Below are some records; copy each line in them that contains "date".

Top of Extracted information

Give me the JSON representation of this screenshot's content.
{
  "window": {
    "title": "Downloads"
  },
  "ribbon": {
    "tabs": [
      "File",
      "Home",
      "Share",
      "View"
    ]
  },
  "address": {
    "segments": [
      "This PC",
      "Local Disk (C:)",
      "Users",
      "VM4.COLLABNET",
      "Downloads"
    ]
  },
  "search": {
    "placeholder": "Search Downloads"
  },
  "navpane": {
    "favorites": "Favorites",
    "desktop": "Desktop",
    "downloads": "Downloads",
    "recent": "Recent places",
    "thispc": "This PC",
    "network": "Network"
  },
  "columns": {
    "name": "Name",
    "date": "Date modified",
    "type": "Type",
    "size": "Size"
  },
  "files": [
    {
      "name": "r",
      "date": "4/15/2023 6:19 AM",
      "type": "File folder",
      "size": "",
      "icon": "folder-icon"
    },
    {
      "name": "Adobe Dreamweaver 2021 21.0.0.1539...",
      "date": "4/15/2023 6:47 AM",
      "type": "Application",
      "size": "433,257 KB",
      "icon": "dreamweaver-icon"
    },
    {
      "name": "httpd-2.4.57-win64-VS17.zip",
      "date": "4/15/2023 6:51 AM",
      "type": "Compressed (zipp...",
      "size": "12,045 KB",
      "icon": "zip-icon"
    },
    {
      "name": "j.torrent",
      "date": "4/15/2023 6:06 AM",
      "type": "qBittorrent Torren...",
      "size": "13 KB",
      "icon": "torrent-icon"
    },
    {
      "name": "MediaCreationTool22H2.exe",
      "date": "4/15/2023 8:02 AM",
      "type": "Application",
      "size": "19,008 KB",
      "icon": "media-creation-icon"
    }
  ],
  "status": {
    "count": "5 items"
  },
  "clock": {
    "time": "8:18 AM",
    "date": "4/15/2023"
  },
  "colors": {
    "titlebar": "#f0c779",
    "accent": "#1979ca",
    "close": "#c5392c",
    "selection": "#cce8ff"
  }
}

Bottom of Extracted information

(Response to this exercise)
    "date": "Date modified",
      "date": "4/15/2023 6:19 AM",
      "date": "4/15/2023 6:47 AM",
      "date": "4/15/2023 6:51 AM",
      "date": "4/15/2023 6:06 AM",
      "date": "4/15/2023 8:02 AM",
    "date": "4/15/2023"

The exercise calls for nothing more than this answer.